Items from an interface collection
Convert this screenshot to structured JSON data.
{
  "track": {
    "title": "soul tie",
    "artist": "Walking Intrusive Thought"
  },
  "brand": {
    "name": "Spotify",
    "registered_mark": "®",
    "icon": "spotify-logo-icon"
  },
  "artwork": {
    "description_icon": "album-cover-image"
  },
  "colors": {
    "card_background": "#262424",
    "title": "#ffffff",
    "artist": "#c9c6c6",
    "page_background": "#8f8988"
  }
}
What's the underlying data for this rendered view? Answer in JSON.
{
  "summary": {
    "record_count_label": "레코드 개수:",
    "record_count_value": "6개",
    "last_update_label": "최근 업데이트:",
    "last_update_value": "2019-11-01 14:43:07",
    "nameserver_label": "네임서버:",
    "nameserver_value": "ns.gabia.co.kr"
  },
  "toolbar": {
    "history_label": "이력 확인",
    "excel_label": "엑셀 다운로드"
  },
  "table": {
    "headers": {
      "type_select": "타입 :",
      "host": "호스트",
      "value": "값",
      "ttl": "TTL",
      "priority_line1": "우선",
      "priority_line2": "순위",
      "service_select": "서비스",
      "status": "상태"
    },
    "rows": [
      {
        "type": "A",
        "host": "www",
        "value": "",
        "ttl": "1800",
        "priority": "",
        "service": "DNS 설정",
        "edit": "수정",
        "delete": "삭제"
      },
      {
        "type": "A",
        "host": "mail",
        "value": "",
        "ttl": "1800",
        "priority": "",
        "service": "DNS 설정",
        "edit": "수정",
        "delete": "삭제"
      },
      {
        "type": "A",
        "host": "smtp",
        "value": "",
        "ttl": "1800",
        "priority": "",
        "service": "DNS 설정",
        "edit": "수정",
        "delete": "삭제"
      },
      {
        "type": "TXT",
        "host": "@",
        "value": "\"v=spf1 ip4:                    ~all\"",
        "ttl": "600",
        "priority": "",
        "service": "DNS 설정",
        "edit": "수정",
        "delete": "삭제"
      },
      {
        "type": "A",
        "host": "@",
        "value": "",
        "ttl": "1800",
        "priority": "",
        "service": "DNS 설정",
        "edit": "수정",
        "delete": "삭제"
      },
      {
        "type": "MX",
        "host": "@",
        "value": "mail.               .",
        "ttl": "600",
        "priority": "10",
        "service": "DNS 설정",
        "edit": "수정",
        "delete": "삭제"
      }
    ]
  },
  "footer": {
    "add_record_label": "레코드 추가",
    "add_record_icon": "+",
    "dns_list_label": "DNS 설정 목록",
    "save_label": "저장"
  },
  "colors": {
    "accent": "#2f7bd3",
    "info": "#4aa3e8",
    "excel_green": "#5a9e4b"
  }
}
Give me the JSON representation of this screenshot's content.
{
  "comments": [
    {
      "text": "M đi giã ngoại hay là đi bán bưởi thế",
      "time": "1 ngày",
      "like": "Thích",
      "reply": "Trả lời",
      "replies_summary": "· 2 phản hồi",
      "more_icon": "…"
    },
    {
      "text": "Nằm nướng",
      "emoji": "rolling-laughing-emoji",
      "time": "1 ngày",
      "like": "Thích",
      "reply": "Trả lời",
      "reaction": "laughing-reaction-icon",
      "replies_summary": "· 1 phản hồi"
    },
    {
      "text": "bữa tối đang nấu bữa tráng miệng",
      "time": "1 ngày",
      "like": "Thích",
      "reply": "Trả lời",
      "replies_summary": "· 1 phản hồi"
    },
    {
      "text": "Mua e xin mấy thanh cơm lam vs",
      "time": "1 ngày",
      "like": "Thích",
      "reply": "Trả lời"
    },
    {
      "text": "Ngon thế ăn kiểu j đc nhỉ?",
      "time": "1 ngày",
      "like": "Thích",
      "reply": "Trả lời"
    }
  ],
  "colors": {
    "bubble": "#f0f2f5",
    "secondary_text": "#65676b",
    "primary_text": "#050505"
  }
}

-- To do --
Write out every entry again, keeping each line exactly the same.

-- Exercise solution --
Convert this screenshot to structured JSON data.
{
  "track": {
    "title": "soul tie",
    "artist": "Walking Intrusive Thought"
  },
  "brand": {
    "name": "Spotify",
    "registered_mark": "®",
    "icon": "spotify-logo-icon"
  },
  "artwork": {
    "description_icon": "album-cover-image"
  },
  "colors": {
    "card_background": "#262424",
    "title": "#ffffff",
    "artist": "#c9c6c6",
    "page_background": "#8f8988"
  }
}
What's the underlying data for this rendered view? Answer in JSON.
{
  "summary": {
    "record_count_label": "레코드 개수:",
    "record_count_value": "6개",
    "last_update_label": "최근 업데이트:",
    "last_update_value": "2019-11-01 14:43:07",
    "nameserver_label": "네임서버:",
    "nameserver_value": "ns.gabia.co.kr"
  },
  "toolbar": {
    "history_label": "이력 확인",
    "excel_label": "엑셀 다운로드"
  },
  "table": {
    "headers": {
      "type_select": "타입 :",
      "host": "호스트",
      "value": "값",
      "ttl": "TTL",
      "priority_line1": "우선",
      "priority_line2": "순위",
      "service_select": "서비스",
      "status": "상태"
    },
    "rows": [
      {
        "type": "A",
        "host": "www",
        "value": "",
        "ttl": "1800",
        "priority": "",
        "service": "DNS 설정",
        "edit": "수정",
        "delete": "삭제"
      },
      {
        "type": "A",
        "host": "mail",
        "value": "",
        "ttl": "1800",
        "priority": "",
        "service": "DNS 설정",
        "edit": "수정",
        "delete": "삭제"
      },
      {
        "type": "A",
        "host": "smtp",
        "value": "",
        "ttl": "1800",
        "priority": "",
        "service": "DNS 설정",
        "edit": "수정",
        "delete": "삭제"
      },
      {
        "type": "TXT",
        "host": "@",
        "value": "\"v=spf1 ip4:                    ~all\"",
        "ttl": "600",
        "priority": "",
        "service": "DNS 설정",
        "edit": "수정",
        "delete": "삭제"
      },
      {
        "type": "A",
        "host": "@",
        "value": "",
        "ttl": "1800",
        "priority": "",
        "service": "DNS 설정",
        "edit": "수정",
        "delete": "삭제"
      },
      {
        "type": "MX",
        "host": "@",
        "value": "mail.               .",
        "ttl": "600",
        "priority": "10",
        "service": "DNS 설정",
        "edit": "수정",
        "delete": "삭제"
      }
    ]
  },
  "footer": {
    "add_record_label": "레코드 추가",
    "add_record_icon": "+",
    "dns_list_label": "DNS 설정 목록",
    "save_label": "저장"
  },
  "colors": {
    "accent": "#2f7bd3",
    "info": "#4aa3e8",
    "excel_green": "#5a9e4b"
  }
}
Give me the JSON representation of this screenshot's content.
{
  "comments": [
    {
      "text": "M đi giã ngoại hay là đi bán bưởi thế",
      "time": "1 ngày",
      "like": "Thích",
      "reply": "Trả lời",
      "replies_summary": "· 2 phản hồi",
      "more_icon": "…"
    },
    {
      "text": "Nằm nướng",
      "emoji": "rolling-laughing-emoji",
      "time": "1 ngày",
      "like": "Thích",
      "reply": "Trả lời",
      "reaction": "laughing-reaction-icon",
      "replies_summary": "· 1 phản hồi"
    },
    {
      "text": "bữa tối đang nấu bữa tráng miệng",
      "time": "1 ngày",
      "like": "Thích",
      "reply": "Trả lời",
      "replies_summary": "· 1 phản hồi"
    },
    {
      "text": "Mua e xin mấy thanh cơm lam vs",
      "time": "1 ngày",
      "like": "Thích",
      "reply": "Trả lời"
    },
    {
      "text": "Ngon thế ăn kiểu j đc nhỉ?",
      "time": "1 ngày",
      "like": "Thích",
      "reply": "Trả lời"
    }
  ],
  "colors": {
    "bubble": "#f0f2f5",
    "secondary_text": "#65676b",
    "primary_text": "#050505"
  }
}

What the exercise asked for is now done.